══ Exercise materials
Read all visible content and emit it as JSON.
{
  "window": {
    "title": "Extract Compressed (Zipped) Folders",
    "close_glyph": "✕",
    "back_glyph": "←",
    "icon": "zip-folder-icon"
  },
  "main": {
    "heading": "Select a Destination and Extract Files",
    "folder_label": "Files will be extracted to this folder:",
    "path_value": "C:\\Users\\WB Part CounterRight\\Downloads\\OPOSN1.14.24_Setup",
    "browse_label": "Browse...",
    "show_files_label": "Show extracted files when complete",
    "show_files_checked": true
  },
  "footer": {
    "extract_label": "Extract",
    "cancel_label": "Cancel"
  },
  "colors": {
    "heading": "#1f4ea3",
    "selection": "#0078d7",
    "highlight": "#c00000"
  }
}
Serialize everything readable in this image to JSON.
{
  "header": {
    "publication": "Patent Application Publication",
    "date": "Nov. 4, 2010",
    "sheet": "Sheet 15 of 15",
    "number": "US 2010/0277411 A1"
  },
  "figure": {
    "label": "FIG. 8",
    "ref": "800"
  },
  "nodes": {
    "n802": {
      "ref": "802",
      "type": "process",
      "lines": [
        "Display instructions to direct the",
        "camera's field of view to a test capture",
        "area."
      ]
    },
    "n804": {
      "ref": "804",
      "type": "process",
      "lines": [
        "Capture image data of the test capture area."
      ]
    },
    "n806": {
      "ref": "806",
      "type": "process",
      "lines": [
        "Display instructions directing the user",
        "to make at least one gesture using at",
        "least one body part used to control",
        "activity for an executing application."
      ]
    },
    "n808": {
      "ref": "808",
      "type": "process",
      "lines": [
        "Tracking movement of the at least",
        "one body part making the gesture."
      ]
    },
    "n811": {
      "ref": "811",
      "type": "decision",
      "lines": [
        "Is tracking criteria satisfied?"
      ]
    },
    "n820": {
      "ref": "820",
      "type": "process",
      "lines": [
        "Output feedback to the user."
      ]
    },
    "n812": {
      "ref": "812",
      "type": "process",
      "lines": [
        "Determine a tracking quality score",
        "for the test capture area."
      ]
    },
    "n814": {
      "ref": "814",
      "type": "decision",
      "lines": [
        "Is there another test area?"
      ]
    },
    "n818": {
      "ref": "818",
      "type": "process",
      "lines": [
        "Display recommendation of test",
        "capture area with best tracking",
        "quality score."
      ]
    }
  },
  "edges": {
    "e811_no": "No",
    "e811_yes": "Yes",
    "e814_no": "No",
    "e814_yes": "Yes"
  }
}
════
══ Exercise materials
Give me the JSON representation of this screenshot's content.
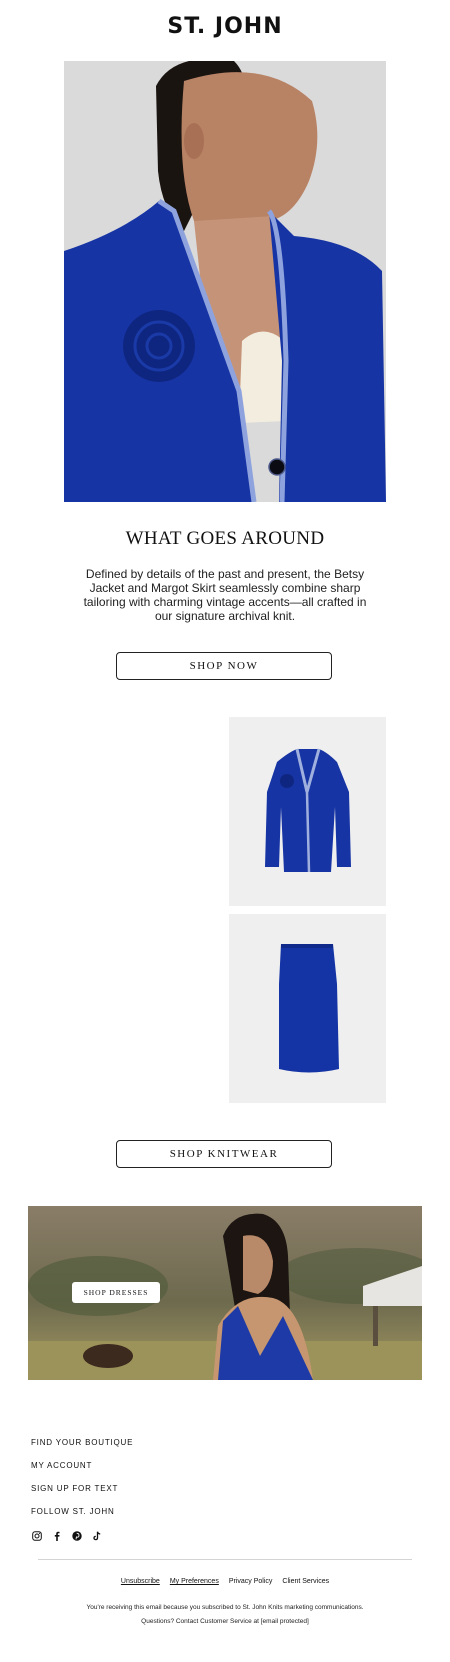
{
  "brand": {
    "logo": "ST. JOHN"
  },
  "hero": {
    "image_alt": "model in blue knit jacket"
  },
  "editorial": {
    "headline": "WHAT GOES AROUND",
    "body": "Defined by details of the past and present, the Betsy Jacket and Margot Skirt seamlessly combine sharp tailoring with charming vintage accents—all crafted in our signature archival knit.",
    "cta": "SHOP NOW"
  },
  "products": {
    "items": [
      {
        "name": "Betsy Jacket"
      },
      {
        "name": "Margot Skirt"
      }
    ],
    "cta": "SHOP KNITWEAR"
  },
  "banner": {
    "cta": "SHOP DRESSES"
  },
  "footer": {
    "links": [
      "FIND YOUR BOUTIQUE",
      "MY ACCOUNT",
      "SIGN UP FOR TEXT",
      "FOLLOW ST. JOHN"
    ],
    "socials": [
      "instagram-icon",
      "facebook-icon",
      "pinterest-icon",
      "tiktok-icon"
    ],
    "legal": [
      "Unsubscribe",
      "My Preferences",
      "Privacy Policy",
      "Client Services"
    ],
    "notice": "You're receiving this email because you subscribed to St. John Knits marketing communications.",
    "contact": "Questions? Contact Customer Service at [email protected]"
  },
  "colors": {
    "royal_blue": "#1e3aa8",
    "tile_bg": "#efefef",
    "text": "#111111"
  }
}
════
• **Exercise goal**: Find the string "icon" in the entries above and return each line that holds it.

• **Answer below**:
    "icon": "zip-folder-icon"
      "instagram-icon",
      "facebook-icon",
      "pinterest-icon",
      "tiktok-icon"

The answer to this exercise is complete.